The new government will spend close to $300,000 for four months of PR support. The firm, Chlopak, Leonard, Schechter & Associates, will undoubtedly work hard with national media outlets, including major newspaper and broadcasters, to provide more details into why the coup happened in the first place and why Roberto Micheletti is the right man at the right time.
No amount of PR of course will change the fact that Micheletti defied the country’s democratic framework to usurp power from Manuel Zelaya, who continues to camp out in the Brazilian embassy. (Seen here in this Al Jazeera video reuniting with his family ). I am personally sympathetic to those who argue that Zelaya was basically caught red-handed attempting to protect his place as president by manipulating future election results.
Unfortunately the Washington PR team will only contribute to lengthening an already overdue resolution of the primary issue of who really belongs in power. True resolution will only come when Micheletti truly grasps the bigger picture – that the ongoing turmoil is bringing untold amounts of ecomomic and social dislocation to Honduras as well as its immediate neighbors.
It’s evident that the pressure is growing more intense on the current government. A group of US legislators signed a letter yesterday demanding the return of Zelaya. Speaking to reports Tuesday in Sweden, Brazil’s President Luiz Inacio Lula da Silvac called on Micheletti and his lieutenants to step down.
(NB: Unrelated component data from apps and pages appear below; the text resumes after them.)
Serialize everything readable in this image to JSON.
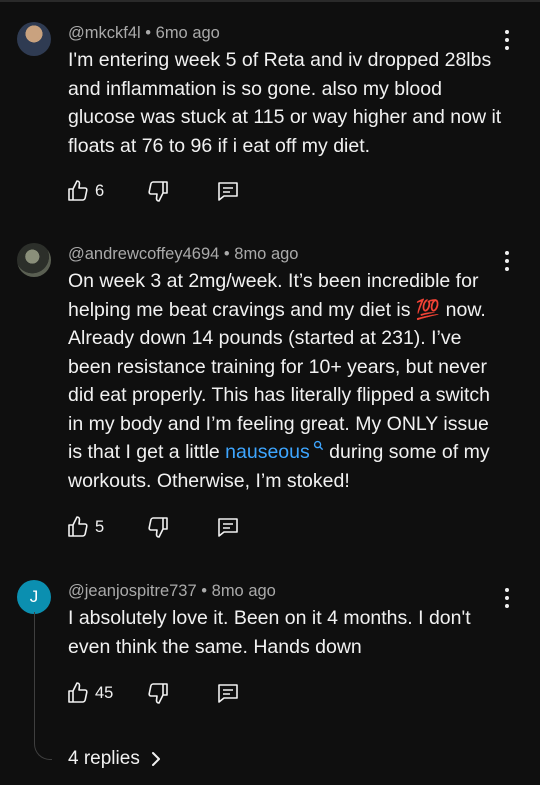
{
  "comments": [
    {
      "author": "@mkckf4l",
      "age": "6mo ago",
      "text": "I'm entering week 5 of Reta and iv dropped 28lbs and inflammation is so gone. also my blood glucose was stuck at 115 or way higher and now it floats at 76 to 96 if i eat off my diet.",
      "likes": "6"
    },
    {
      "author": "@andrewcoffey4694",
      "age": "8mo ago",
      "text_before_link": "On week 3 at 2mg/week.  It’s been incredible for helping me beat cravings and my diet is 💯 now.  Already down 14 pounds (started at 231).  I’ve been resistance training for 10+ years, but never did eat properly.  This has literally flipped a switch in my body and I’m feeling great.  My ONLY issue is that I get a little ",
      "link_text": "nauseous",
      "text_after_link": " during some of my workouts.  Otherwise, I’m stoked!",
      "likes": "5"
    },
    {
      "author": "@jeanjospitre737",
      "age": "8mo ago",
      "avatar_letter": "J",
      "text": "I absolutely love it. Been on it 4 months. I don't even think the same. Hands down",
      "likes": "45"
    }
  ],
  "meta_separator": "•",
  "replies_label": "4 replies",
  "icons": {
    "like": "thumbs-up-icon",
    "dislike": "thumbs-down-icon",
    "reply": "comment-icon",
    "more": "kebab-menu-icon",
    "search_hint": "search-icon",
    "expand": "chevron-right-icon"
  },
  "colors": {
    "background": "#0f0f0f",
    "text": "#f1f1f1",
    "meta": "#aaaaaa",
    "link": "#3ea6ff",
    "avatar_j": "#0b8fb0"
  }
}
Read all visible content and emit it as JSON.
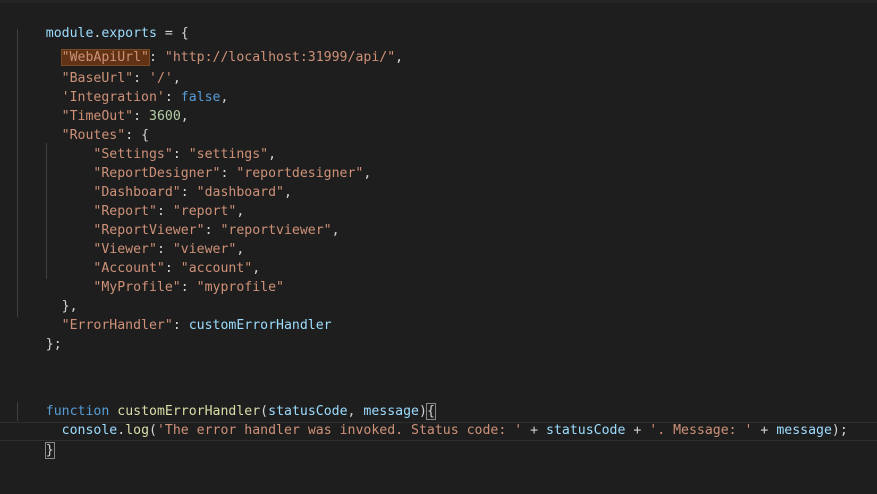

We wish the PR team well, but we should all recognize that trying to cultivate belated support from North America still doesn’t fix the mess in the core of Central America – in the heart of Tegucigalpa.